● **Task objective**: Which of the lines in the listing that follows hold "label"? Pull each one out.

● **Information provided**:
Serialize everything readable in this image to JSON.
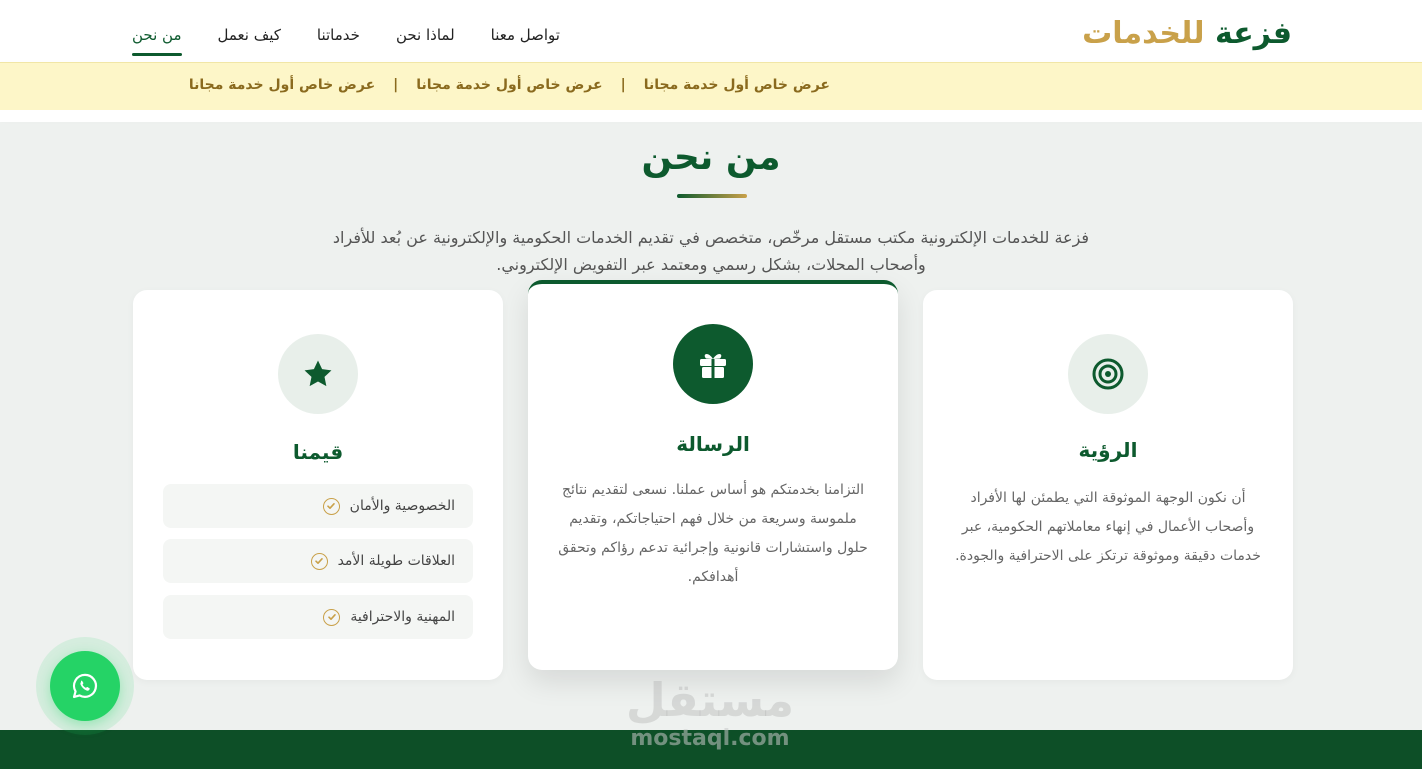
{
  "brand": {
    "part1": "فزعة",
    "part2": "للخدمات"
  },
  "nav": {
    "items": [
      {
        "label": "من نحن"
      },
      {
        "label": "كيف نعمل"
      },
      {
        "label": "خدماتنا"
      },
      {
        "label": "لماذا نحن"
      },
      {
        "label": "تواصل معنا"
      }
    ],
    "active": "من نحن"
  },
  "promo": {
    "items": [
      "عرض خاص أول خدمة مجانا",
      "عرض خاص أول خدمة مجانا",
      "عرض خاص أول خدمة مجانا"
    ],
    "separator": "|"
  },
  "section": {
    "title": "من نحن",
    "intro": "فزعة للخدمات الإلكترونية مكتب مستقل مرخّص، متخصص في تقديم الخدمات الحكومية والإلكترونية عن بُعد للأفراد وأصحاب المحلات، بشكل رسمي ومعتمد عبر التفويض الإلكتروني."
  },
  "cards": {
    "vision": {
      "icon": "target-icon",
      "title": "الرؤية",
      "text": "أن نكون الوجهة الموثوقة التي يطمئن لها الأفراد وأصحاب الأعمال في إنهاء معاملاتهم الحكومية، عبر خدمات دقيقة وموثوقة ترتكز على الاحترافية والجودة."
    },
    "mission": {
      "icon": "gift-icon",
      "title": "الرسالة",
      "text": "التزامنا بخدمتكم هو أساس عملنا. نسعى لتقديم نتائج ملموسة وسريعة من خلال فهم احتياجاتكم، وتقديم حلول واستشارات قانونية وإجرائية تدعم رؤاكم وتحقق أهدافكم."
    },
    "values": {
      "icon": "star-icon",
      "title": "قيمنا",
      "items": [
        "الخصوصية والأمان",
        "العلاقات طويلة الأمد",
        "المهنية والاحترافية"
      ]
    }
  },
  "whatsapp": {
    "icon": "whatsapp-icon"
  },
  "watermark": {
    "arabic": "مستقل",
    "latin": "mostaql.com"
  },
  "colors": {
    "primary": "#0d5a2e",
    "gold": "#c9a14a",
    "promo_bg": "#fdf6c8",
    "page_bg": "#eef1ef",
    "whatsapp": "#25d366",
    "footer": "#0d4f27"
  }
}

● **Exercise solution**:
        "label": "من نحن"
        "label": "كيف نعمل"
        "label": "خدماتنا"
        "label": "لماذا نحن"
        "label": "تواصل معنا"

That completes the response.